- Opening Delimiter -

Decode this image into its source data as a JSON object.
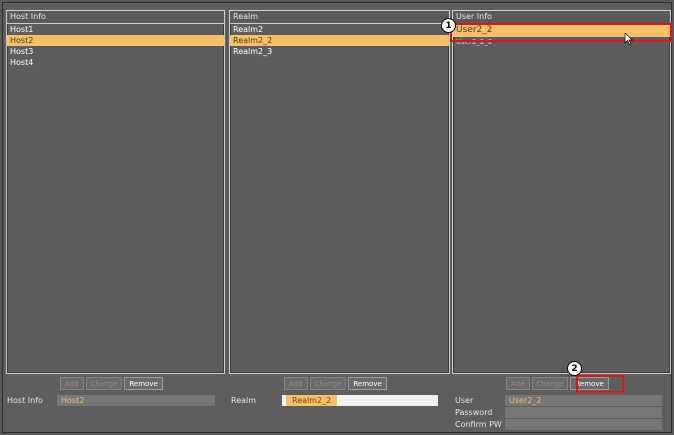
{
  "panels": {
    "host": {
      "header": "Host Info",
      "items": [
        "Host1",
        "Host2",
        "Host3",
        "Host4"
      ],
      "selected_index": 1
    },
    "realm": {
      "header": "Realm",
      "items": [
        "Realm2",
        "Realm2_2",
        "Realm2_3"
      ],
      "selected_index": 1
    },
    "user": {
      "header": "User Info",
      "items": [
        "User2_2",
        "User2_2_2"
      ],
      "selected_index": 0
    }
  },
  "buttons": {
    "add": "Add",
    "change": "Change",
    "remove": "Remove"
  },
  "form": {
    "host_label": "Host Info",
    "host_value": "Host2",
    "realm_label": "Realm",
    "realm_value": "Realm2_2",
    "user_label": "User",
    "user_value": "User2_2",
    "password_label": "Password",
    "password_value": "",
    "confirm_label": "Confirm PW",
    "confirm_value": ""
  },
  "callouts": {
    "one": "1",
    "two": "2"
  },
  "colors": {
    "selection": "#f8bf6b",
    "highlight_box": "#d8181b",
    "background": "#5d5d5d"
  }
}
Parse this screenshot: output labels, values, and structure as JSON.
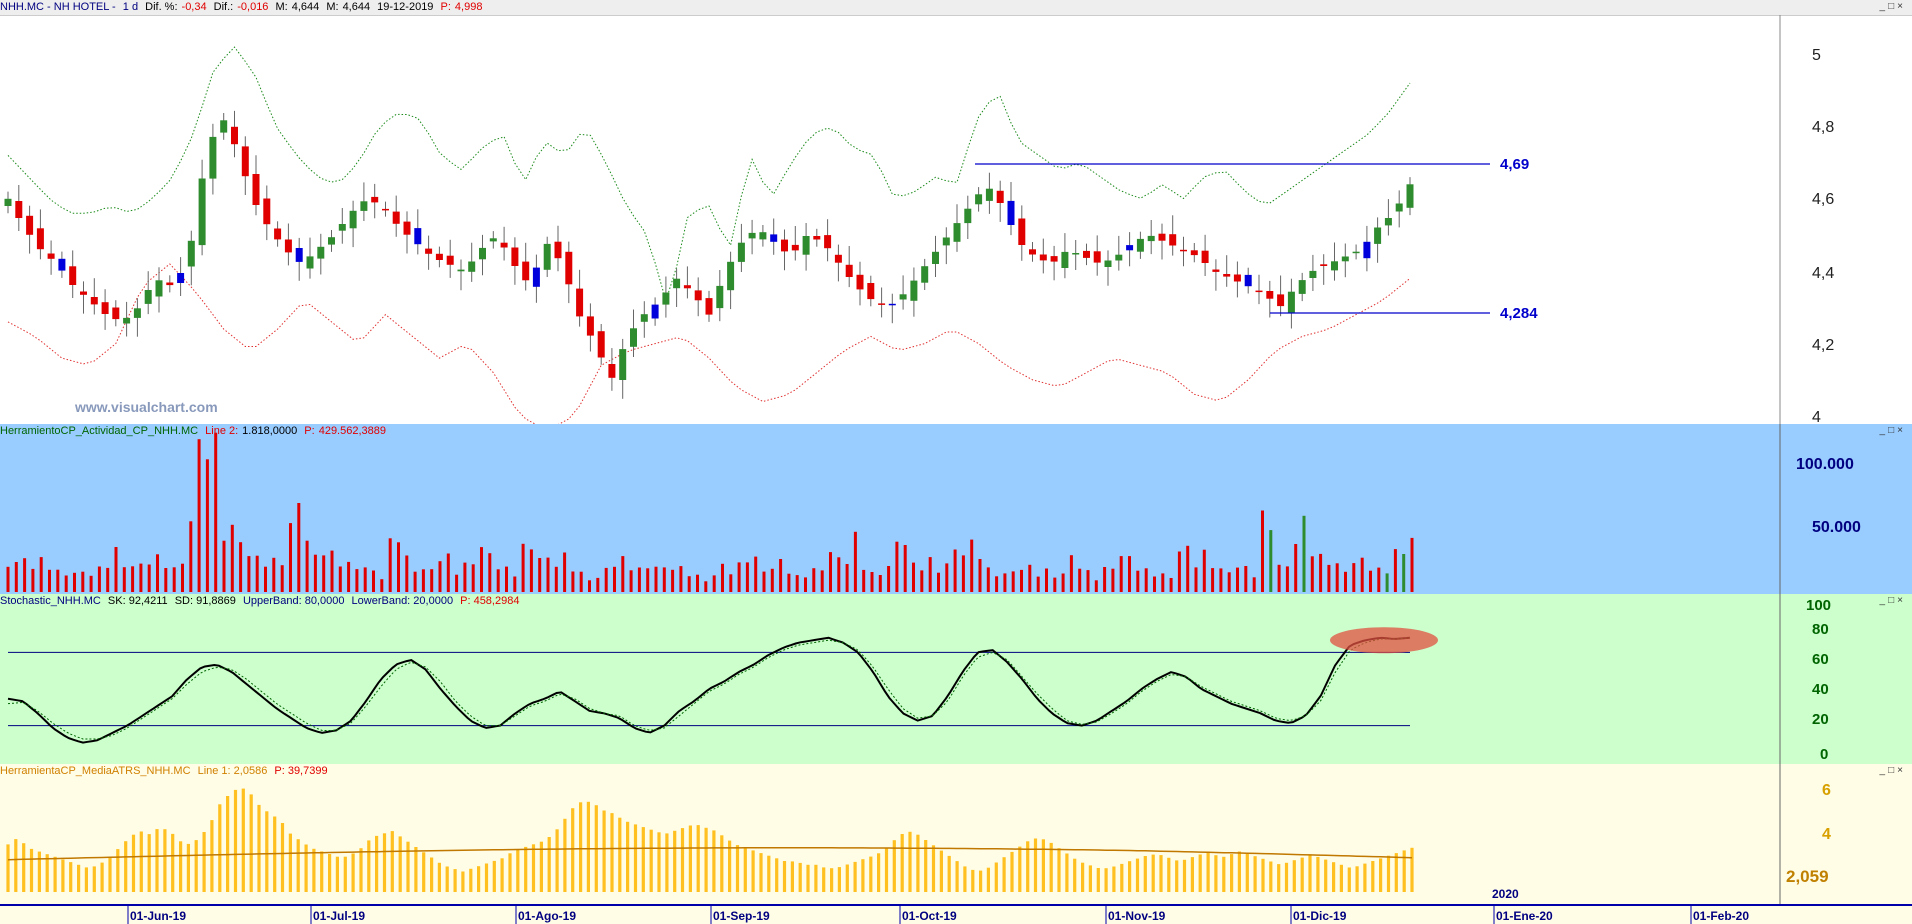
{
  "colors": {
    "up": "#2e8b2e",
    "down": "#e00000",
    "neutral": "#0000dd",
    "upper_band": "#1a8a1a",
    "lower_band": "#e03030",
    "level_line": "#0000cc",
    "volume_pane_bg": "#99ccff",
    "stoch_pane_bg": "#ccffcc",
    "atr_pane_bg": "#fffde6",
    "atr_bar": "#ffc020",
    "atr_avg": "#c07800",
    "highlight": "#e05040"
  },
  "window_controls": [
    "_",
    "□",
    "×"
  ],
  "price_pane": {
    "header": {
      "symbol": "NHH.MC - NH HOTEL -",
      "period": "1 d",
      "dif_pct_label": "Dif. %:",
      "dif_pct_value": "-0,34",
      "dif_label": "Dif.:",
      "dif_value": "-0,016",
      "m_label": "M:",
      "m_value": "4,644",
      "m2_label": "M:",
      "m2_value": "4,644",
      "date": "19-12-2019",
      "p_label": "P:",
      "p_value": "4,998"
    },
    "watermark": "www.visualchart.com",
    "level_high_label": "4,69",
    "level_low_label": "4,284",
    "yticks": [
      "5",
      "4,8",
      "4,6",
      "4,4",
      "4,2",
      "4"
    ]
  },
  "volume_pane": {
    "title": "HerramientoCP_Actividad_CP_NHH.MC",
    "line_label": "Line 2:",
    "line_value": "1.818,0000",
    "p_label": "P:",
    "p_value": "429.562,3889",
    "yticks": [
      "100.000",
      "50.000"
    ]
  },
  "stoch_pane": {
    "title": "Stochastic_NHH.MC",
    "sk": "SK: 92,4211",
    "sd": "SD: 91,8869",
    "upper": "UpperBand: 80,0000",
    "lower": "LowerBand: 20,0000",
    "p": "P: 458,2984",
    "yticks": [
      "100",
      "80",
      "60",
      "40",
      "20",
      "0"
    ]
  },
  "atr_pane": {
    "title": "HerramientaCP_MediaATRS_NHH.MC",
    "line": "Line 1: 2,0586",
    "p": "P: 39,7399",
    "last_value_label": "2,059",
    "yticks": [
      "6",
      "4"
    ],
    "year_label": "2020"
  },
  "x_axis": {
    "labels": [
      "01-Jun-19",
      "01-Jul-19",
      "01-Ago-19",
      "01-Sep-19",
      "01-Oct-19",
      "01-Nov-19",
      "01-Dic-19",
      "01-Ene-20",
      "01-Feb-20"
    ]
  },
  "chart_data": [
    {
      "type": "candlestick",
      "title": "NHH.MC - NH HOTEL - 1 d",
      "ylim": [
        4.0,
        5.1
      ],
      "x_labels": [
        "01-Jun-19",
        "01-Jul-19",
        "01-Ago-19",
        "01-Sep-19",
        "01-Oct-19",
        "01-Nov-19",
        "01-Dic-19",
        "01-Ene-20",
        "01-Feb-20"
      ],
      "close_path": [
        4.6,
        4.52,
        4.46,
        4.42,
        4.36,
        4.32,
        4.28,
        4.26,
        4.3,
        4.38,
        4.36,
        4.42,
        4.68,
        4.84,
        4.74,
        4.6,
        4.52,
        4.46,
        4.42,
        4.46,
        4.5,
        4.56,
        4.6,
        4.58,
        4.52,
        4.48,
        4.44,
        4.42,
        4.4,
        4.46,
        4.5,
        4.42,
        4.36,
        4.48,
        4.42,
        4.28,
        4.2,
        4.1,
        4.22,
        4.28,
        4.32,
        4.38,
        4.34,
        4.28,
        4.4,
        4.48,
        4.52,
        4.48,
        4.44,
        4.5,
        4.48,
        4.42,
        4.36,
        4.32,
        4.3,
        4.34,
        4.4,
        4.46,
        4.52,
        4.58,
        4.64,
        4.58,
        4.48,
        4.44,
        4.42,
        4.46,
        4.44,
        4.42,
        4.44,
        4.48,
        4.5,
        4.48,
        4.46,
        4.44,
        4.4,
        4.38,
        4.36,
        4.34,
        4.3,
        4.36,
        4.4,
        4.42,
        4.44,
        4.46,
        4.52,
        4.56,
        4.64
      ],
      "upper_band_path": [
        4.72,
        4.66,
        4.6,
        4.56,
        4.56,
        4.58,
        4.56,
        4.6,
        4.66,
        4.78,
        4.96,
        5.02,
        4.94,
        4.8,
        4.72,
        4.66,
        4.64,
        4.7,
        4.8,
        4.84,
        4.82,
        4.72,
        4.68,
        4.74,
        4.78,
        4.64,
        4.76,
        4.72,
        4.8,
        4.7,
        4.58,
        4.5,
        4.3,
        4.56,
        4.58,
        4.46,
        4.72,
        4.6,
        4.7,
        4.78,
        4.8,
        4.74,
        4.72,
        4.6,
        4.62,
        4.66,
        4.64,
        4.82,
        4.9,
        4.76,
        4.72,
        4.68,
        4.7,
        4.66,
        4.62,
        4.6,
        4.64,
        4.6,
        4.66,
        4.68,
        4.62,
        4.58,
        4.62,
        4.66,
        4.7,
        4.74,
        4.78,
        4.84,
        4.92
      ],
      "lower_band_path": [
        4.26,
        4.22,
        4.16,
        4.14,
        4.2,
        4.36,
        4.42,
        4.34,
        4.24,
        4.18,
        4.24,
        4.32,
        4.26,
        4.2,
        4.28,
        4.22,
        4.16,
        4.2,
        4.12,
        4.0,
        3.96,
        4.0,
        4.14,
        4.18,
        4.2,
        4.22,
        4.16,
        4.08,
        4.04,
        4.06,
        4.12,
        4.18,
        4.22,
        4.18,
        4.2,
        4.24,
        4.2,
        4.14,
        4.1,
        4.08,
        4.12,
        4.16,
        4.14,
        4.12,
        4.06,
        4.04,
        4.1,
        4.18,
        4.22,
        4.24,
        4.28,
        4.32,
        4.38
      ],
      "levels": [
        4.69,
        4.284
      ]
    },
    {
      "type": "bar",
      "title": "HerramientoCP_Actividad_CP_NHH.MC",
      "ylim": [
        0,
        130000
      ],
      "profile": [
        30,
        25,
        22,
        28,
        18,
        20,
        14,
        16,
        22,
        38,
        24,
        20,
        30,
        26,
        18,
        56,
        122,
        136,
        40,
        68,
        28,
        24,
        26,
        30,
        108,
        20,
        36,
        30,
        24,
        28,
        16,
        12,
        62,
        28,
        22,
        16,
        36,
        18,
        26,
        42,
        24,
        20,
        16,
        58,
        28,
        22,
        30,
        18,
        14,
        12,
        24,
        28,
        18,
        30,
        16,
        22,
        18,
        14,
        12,
        20,
        16,
        32,
        28,
        20,
        24,
        12,
        16,
        22,
        36,
        18,
        46,
        14,
        20,
        24,
        50,
        16,
        30,
        22,
        28,
        36,
        42,
        20,
        18,
        14,
        24,
        16,
        20,
        14,
        28,
        18,
        12,
        26,
        32,
        22,
        18,
        16,
        14,
        42,
        22,
        34,
        18,
        24,
        20,
        14,
        88,
        22,
        34,
        56,
        28,
        30,
        22,
        26,
        24,
        18,
        20,
        44,
        48
      ]
    },
    {
      "type": "line",
      "title": "Stochastic_NHH.MC",
      "ylim": [
        0,
        100
      ],
      "series": [
        {
          "name": "SK",
          "values": [
            42,
            40,
            30,
            18,
            10,
            6,
            8,
            14,
            20,
            28,
            36,
            44,
            58,
            68,
            70,
            64,
            54,
            44,
            34,
            26,
            18,
            14,
            16,
            24,
            40,
            58,
            70,
            74,
            66,
            50,
            36,
            24,
            18,
            20,
            30,
            38,
            42,
            48,
            40,
            32,
            30,
            26,
            18,
            14,
            20,
            32,
            40,
            50,
            56,
            64,
            70,
            78,
            84,
            88,
            90,
            92,
            88,
            80,
            64,
            44,
            30,
            24,
            28,
            44,
            64,
            80,
            82,
            72,
            58,
            42,
            30,
            22,
            20,
            24,
            32,
            40,
            50,
            58,
            64,
            60,
            50,
            44,
            38,
            34,
            30,
            24,
            22,
            28,
            44,
            70,
            86,
            90,
            92,
            91,
            92
          ]
        },
        {
          "name": "SD",
          "values": [
            38,
            39,
            32,
            22,
            14,
            9,
            9,
            12,
            18,
            26,
            34,
            42,
            54,
            64,
            68,
            66,
            58,
            48,
            38,
            30,
            22,
            16,
            16,
            22,
            36,
            52,
            66,
            72,
            68,
            56,
            40,
            28,
            20,
            20,
            28,
            36,
            40,
            46,
            42,
            34,
            30,
            28,
            20,
            16,
            18,
            28,
            38,
            48,
            54,
            62,
            68,
            76,
            82,
            86,
            88,
            90,
            88,
            82,
            68,
            50,
            34,
            26,
            28,
            40,
            60,
            76,
            80,
            74,
            60,
            46,
            34,
            24,
            21,
            23,
            30,
            38,
            48,
            56,
            62,
            60,
            52,
            46,
            40,
            36,
            32,
            26,
            24,
            28,
            40,
            64,
            82,
            88,
            91,
            91,
            92
          ]
        }
      ],
      "bands": [
        80,
        20
      ],
      "last_sk": 92.4211,
      "last_sd": 91.8869
    },
    {
      "type": "bar",
      "title": "HerramientaCP_MediaATRS_NHH.MC",
      "ylim": [
        0,
        6.6
      ],
      "avg_line": 2.0586,
      "profile": [
        2.8,
        3.2,
        2.6,
        2.4,
        2.2,
        2.0,
        1.8,
        1.6,
        1.4,
        1.6,
        2.0,
        2.6,
        3.2,
        3.6,
        3.4,
        3.8,
        3.6,
        3.0,
        2.8,
        3.2,
        4.0,
        5.2,
        5.8,
        6.2,
        5.8,
        5.0,
        4.6,
        4.2,
        3.4,
        3.0,
        2.6,
        2.4,
        2.2,
        2.0,
        2.2,
        2.6,
        3.2,
        3.4,
        3.6,
        3.2,
        2.8,
        2.4,
        2.0,
        1.6,
        1.4,
        1.2,
        1.4,
        1.6,
        1.8,
        2.0,
        2.4,
        2.6,
        2.8,
        3.0,
        3.4,
        4.2,
        5.0,
        5.4,
        5.2,
        4.8,
        4.6,
        4.2,
        4.0,
        3.8,
        3.6,
        3.4,
        3.6,
        3.8,
        4.0,
        3.8,
        3.6,
        3.2,
        2.8,
        2.6,
        2.4,
        2.2,
        2.0,
        1.8,
        1.8,
        1.6,
        1.6,
        1.4,
        1.4,
        1.6,
        1.8,
        2.0,
        2.2,
        2.6,
        3.2,
        3.6,
        3.4,
        3.0,
        2.6,
        2.2,
        1.8,
        1.4,
        1.2,
        1.4,
        1.8,
        2.2,
        2.6,
        3.0,
        3.2,
        3.0,
        2.6,
        2.2,
        1.8,
        1.6,
        1.4,
        1.4,
        1.6,
        1.8,
        2.0,
        2.2,
        2.2,
        2.0,
        1.8,
        2.0,
        2.2,
        2.4,
        2.0,
        2.2,
        2.4,
        2.2,
        2.0,
        1.8,
        1.6,
        1.8,
        2.0,
        2.2,
        2.0,
        1.8,
        1.6,
        1.4,
        1.6,
        1.8,
        2.0,
        2.2,
        2.4,
        2.6
      ]
    }
  ]
}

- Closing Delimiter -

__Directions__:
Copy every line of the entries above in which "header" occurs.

__Task result__:
      "header": "Host Info",
      "header": "Realm",
      "header": "User Info",
    "header": {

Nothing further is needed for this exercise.